The thing about being visually impaired is that you can’t see very well. I mean not see very well in the ‘usual’ sense. Most visually impaired and blind people I have met are often a lot more insightful, focused and aware then others with their full 180 degrees of vision. They have to be. With a visual impairment it becomes more important to be able to suss voice, intent, energy and potential action of people around you to avoid ..well …potential death lets say, as i don’t want to be too dramatic. (i.e. if you can hear someone screaming and a noise behind them that sounds like a trumpeting insane runaway elephant it pays to have that heightened awareness and a glimmering idea of where to run for safety. )
For me there ar
e two annoying side effects of having no peripheral vision.
1. I have to stare intensely using my 10 degrees of central vision. Staring intently is not most people’s idea of blindness. I also seek and lock eye contact.
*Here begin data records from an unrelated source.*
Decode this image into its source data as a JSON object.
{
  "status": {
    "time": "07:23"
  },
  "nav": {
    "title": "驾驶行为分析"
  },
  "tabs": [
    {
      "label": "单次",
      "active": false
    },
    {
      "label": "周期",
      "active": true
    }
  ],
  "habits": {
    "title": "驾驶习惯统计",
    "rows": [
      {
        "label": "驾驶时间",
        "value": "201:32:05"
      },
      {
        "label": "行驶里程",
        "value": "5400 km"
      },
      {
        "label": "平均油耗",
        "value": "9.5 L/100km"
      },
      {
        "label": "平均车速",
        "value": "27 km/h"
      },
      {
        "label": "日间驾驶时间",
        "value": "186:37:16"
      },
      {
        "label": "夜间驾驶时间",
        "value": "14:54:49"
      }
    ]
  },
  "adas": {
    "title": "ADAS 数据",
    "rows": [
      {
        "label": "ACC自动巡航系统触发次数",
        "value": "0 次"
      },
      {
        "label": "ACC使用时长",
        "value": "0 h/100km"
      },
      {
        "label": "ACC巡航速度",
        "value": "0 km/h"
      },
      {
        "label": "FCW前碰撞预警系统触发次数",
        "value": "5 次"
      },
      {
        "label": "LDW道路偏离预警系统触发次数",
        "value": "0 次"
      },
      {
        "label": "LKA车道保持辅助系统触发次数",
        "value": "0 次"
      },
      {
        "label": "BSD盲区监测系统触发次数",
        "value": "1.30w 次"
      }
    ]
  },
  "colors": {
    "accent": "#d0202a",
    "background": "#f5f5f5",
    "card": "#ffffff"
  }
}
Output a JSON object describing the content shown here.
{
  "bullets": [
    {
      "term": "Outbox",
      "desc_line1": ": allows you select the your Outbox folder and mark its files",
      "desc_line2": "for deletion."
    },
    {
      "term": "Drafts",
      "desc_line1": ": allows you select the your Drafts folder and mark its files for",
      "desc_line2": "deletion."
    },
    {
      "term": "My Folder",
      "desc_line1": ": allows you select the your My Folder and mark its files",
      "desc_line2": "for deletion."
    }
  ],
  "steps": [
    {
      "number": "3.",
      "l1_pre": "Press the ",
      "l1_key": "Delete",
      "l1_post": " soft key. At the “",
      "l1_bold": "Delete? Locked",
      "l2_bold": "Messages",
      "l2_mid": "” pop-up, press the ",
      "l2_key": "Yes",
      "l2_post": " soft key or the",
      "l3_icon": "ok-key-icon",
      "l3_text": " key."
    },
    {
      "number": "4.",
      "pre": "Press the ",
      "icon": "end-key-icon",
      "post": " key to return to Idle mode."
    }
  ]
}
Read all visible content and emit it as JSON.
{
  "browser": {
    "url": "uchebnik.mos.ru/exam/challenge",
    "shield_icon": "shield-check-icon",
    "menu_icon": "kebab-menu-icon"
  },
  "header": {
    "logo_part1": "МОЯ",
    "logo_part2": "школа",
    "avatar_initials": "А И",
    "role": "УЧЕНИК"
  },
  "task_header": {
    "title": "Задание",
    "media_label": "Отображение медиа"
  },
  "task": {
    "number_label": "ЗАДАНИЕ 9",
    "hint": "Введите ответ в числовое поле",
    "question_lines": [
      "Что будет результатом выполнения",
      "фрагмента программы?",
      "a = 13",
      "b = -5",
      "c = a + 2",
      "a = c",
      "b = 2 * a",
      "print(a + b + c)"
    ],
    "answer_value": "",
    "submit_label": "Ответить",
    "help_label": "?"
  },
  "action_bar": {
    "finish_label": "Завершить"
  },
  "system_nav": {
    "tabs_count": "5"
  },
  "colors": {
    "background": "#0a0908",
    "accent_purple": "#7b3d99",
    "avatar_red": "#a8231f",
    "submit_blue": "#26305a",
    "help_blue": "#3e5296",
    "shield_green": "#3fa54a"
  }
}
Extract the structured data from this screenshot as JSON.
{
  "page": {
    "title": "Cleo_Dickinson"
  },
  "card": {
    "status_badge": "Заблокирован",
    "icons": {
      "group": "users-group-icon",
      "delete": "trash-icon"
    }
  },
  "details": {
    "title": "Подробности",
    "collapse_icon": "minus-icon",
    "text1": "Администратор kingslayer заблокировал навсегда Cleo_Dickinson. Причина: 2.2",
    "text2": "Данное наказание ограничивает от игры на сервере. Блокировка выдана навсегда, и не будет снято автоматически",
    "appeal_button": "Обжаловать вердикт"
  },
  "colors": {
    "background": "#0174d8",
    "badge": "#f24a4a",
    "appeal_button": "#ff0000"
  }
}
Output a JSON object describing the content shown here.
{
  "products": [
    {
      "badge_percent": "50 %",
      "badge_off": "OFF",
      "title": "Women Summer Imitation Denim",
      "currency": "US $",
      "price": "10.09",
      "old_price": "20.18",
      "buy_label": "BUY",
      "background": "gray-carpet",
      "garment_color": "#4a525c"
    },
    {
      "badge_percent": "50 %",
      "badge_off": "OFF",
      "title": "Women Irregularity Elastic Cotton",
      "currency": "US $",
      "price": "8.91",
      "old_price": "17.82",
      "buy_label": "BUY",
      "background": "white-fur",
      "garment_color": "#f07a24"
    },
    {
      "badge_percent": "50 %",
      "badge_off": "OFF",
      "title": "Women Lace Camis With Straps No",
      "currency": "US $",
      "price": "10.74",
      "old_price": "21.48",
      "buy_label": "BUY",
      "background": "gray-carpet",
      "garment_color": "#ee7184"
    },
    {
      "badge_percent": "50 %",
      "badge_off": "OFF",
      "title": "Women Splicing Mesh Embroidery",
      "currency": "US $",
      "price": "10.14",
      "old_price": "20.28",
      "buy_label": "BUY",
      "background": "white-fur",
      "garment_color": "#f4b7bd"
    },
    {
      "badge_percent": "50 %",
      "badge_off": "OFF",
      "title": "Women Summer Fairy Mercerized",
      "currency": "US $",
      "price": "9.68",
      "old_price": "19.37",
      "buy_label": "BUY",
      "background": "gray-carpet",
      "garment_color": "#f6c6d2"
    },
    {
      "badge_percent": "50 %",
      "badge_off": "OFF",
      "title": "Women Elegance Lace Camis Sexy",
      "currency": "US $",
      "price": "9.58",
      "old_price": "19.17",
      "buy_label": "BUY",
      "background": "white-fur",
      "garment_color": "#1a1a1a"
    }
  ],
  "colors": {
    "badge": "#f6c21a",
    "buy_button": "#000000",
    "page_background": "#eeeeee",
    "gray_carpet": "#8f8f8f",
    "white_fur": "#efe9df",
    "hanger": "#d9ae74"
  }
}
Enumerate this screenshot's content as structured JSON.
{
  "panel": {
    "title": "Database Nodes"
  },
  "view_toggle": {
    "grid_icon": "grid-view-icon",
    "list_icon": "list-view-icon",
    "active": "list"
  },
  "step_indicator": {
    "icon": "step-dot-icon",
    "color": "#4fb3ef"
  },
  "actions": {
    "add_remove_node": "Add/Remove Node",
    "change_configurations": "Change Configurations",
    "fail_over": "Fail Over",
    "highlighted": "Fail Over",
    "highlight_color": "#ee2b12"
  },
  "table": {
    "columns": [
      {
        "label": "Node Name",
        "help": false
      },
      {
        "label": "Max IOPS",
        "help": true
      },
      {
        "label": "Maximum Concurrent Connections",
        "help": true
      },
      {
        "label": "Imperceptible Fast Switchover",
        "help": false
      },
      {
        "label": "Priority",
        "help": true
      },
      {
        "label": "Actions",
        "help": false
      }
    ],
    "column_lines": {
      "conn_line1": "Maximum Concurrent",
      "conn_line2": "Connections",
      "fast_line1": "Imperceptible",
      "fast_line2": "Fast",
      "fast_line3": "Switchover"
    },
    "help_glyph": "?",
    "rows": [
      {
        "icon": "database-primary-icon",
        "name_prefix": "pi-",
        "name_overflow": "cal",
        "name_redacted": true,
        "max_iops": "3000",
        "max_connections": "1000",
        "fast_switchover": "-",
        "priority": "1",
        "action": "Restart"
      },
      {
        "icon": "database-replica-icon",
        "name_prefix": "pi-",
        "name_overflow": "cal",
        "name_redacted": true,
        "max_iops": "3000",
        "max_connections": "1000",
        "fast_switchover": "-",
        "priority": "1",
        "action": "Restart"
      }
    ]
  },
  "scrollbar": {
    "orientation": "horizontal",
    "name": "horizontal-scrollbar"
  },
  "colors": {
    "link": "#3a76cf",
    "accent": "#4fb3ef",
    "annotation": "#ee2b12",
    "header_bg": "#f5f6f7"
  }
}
This can be disturbing to people especially when I stomp over to them at railway stations, peering hard directly at them and then proclaim fearsomely ‘I need help. I can’t see the Signs.’.
Photo (c) T. Bush 2010
2. Things disappear. Usually my bloody magnifiers and magnification specs. Which is ironic. Also cell phones, black marker pens, keys, glasses of gin and tonic, £10 notes and sense of humour. Strangely I can always put my hand on the biros that don’t work that I was sure I flung out last time. Always. I must have a breeding colony of defective biros.
Anyway – I am in Radstock. Here for the week to try and wring out some more words of this bottom heavy thriller. It’s going slowly but at least it’s going. A lovely catch up with a couple of MA friends yesterday assured me that I am not as off kilter as I had thought cartoon from internet
On Skype, Dad now has a fuzz of white hair and is looking a little less translucent. ‘I’m sure it’s grown since yesterday,’ I say reassuringly peering into the screen. His blood counts need to grow faster too though. Those are harder to see from here.
In the evening I wander woozily into my sister’s veggie patches with the watering cans. I stub my toe, drop the can, soak my dress, refill and do it all over again. She has a good load of salad courgettes, tomatoes, herbs and sweet peas, rhubarb, roses, maize and at least one triffid that keeps whacking me from behind the poly tunnel. I am rigorous and steadfast and although have to pluck several bits of twig from my hair and wash off the ants stuck to my cocoa buttered legs I am proud that I have saved the garden from a parched withering.
That night it rains.
image from internet